An unspoken but grim reality of running a space dedicated to just women members is the potential for men to feel excluded. While women-only gyms are adapting to a more gender fluid climate—Uplift welcomes trans and non-binary attendees—gyms that cater to women still potentially face litigious consequences. After a Healthworks location opened up in 1996 a lawyer who lived across the street became upset when he couldn’t join the club and filed a lawsuit against the company. Though a state judge ruled in his favor, and the Massachusetts chapter National Organization for Women sided with the lawyer who filed the suit, members protested so much that a bill was signed in 1998 to make single-sex gyms legal in the state. “It was a major turning point in the company,” Harrington said. “It was our members that actually got this bill passed.”

Since then several states, Alaska, Colorado, Hawaii, Illinois, Massachusetts, New Jersey, Tennessee, and Wisconsin, have laws allowing single-sex gyms to operate, though more find them discriminatory than not. Some gyms workaround this by calling themselves “a women’s gym” rather than an “all women’s gym,” or offering classes to young boys rather than actively advertising for men to join the club.

Ultimately, the women’s gym might be moving farther and farther away from constantly pushing women to be a size two, but it’s not, and probably never will be, the site of a feminist revolution. But women’s gyms will remain relevant as long as women still feel alienated from the same spaces men have dominated for decades.

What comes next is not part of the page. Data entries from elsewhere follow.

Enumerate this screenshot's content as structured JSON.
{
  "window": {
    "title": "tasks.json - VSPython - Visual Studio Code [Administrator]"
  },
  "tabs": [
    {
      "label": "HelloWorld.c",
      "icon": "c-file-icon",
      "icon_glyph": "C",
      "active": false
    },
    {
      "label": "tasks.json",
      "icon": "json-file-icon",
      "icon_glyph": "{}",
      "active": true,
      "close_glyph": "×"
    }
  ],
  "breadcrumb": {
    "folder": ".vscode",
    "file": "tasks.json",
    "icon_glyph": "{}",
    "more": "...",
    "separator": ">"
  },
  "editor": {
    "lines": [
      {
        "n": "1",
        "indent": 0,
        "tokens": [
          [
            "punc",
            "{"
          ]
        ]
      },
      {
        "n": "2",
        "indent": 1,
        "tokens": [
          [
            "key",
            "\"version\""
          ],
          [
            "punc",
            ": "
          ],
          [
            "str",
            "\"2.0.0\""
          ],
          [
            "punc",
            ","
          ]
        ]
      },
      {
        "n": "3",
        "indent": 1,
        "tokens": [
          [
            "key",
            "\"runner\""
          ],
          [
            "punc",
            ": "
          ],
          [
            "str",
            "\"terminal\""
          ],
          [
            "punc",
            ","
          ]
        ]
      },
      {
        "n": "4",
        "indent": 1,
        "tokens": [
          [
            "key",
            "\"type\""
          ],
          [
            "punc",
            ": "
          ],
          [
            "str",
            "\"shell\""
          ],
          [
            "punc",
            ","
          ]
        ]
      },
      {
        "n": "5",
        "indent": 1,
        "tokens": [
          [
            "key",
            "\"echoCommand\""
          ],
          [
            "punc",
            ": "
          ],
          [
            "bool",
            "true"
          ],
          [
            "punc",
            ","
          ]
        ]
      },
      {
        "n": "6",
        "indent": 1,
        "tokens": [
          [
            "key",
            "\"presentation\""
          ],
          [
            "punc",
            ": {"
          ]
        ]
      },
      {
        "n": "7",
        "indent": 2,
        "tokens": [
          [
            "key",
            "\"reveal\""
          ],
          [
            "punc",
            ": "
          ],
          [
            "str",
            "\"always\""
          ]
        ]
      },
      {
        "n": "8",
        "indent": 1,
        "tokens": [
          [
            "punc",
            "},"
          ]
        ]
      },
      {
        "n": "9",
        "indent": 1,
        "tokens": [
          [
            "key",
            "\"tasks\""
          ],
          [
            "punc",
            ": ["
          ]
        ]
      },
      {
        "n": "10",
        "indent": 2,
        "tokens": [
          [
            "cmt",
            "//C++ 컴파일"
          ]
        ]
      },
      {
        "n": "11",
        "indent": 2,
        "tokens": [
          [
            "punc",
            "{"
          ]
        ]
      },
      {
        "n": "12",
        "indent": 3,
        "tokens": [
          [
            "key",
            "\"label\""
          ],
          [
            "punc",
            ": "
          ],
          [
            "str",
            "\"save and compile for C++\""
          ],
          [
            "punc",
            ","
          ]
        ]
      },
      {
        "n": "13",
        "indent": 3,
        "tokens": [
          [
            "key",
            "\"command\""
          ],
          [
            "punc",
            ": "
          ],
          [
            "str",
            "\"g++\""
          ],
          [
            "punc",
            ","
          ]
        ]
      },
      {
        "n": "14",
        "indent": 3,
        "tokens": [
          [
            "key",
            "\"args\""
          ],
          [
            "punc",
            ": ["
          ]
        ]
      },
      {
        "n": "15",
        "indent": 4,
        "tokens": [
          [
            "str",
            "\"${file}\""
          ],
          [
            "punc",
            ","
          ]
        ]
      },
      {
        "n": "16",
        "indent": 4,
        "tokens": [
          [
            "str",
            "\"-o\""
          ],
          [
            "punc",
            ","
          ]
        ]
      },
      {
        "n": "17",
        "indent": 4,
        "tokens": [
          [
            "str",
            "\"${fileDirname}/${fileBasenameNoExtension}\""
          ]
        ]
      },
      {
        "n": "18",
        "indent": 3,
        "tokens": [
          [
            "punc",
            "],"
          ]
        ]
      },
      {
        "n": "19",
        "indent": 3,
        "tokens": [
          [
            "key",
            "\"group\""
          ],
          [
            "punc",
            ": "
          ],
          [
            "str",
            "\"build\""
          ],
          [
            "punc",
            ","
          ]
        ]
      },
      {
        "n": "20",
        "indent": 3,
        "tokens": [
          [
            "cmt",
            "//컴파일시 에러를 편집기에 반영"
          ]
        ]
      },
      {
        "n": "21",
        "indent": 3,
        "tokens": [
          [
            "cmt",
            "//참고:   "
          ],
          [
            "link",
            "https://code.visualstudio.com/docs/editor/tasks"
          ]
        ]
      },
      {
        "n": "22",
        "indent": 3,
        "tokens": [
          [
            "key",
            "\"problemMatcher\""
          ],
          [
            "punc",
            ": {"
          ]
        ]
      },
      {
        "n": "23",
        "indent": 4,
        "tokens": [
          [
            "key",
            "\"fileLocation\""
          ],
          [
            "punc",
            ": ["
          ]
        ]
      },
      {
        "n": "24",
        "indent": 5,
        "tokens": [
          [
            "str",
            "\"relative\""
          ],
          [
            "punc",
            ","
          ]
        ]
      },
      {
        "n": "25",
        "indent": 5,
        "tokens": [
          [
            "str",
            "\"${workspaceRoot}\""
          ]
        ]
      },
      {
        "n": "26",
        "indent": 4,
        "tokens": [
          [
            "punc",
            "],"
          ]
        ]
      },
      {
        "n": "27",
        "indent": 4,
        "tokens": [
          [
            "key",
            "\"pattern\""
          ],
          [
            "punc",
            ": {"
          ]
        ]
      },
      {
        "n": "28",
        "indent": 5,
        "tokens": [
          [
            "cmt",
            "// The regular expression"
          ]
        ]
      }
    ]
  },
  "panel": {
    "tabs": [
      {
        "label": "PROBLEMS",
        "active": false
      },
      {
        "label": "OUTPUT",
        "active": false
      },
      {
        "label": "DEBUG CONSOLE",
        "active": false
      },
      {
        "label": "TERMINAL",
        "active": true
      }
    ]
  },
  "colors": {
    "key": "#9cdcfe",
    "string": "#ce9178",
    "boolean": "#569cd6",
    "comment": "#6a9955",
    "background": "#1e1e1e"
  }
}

“Men have throughout history had this ‘old boys’ network,” Shear explains. “They would shoot hoops with their buddies from work and grab a beer after and business would be done. Everything was centered on sports and socializing.” She adds, “women never had that.”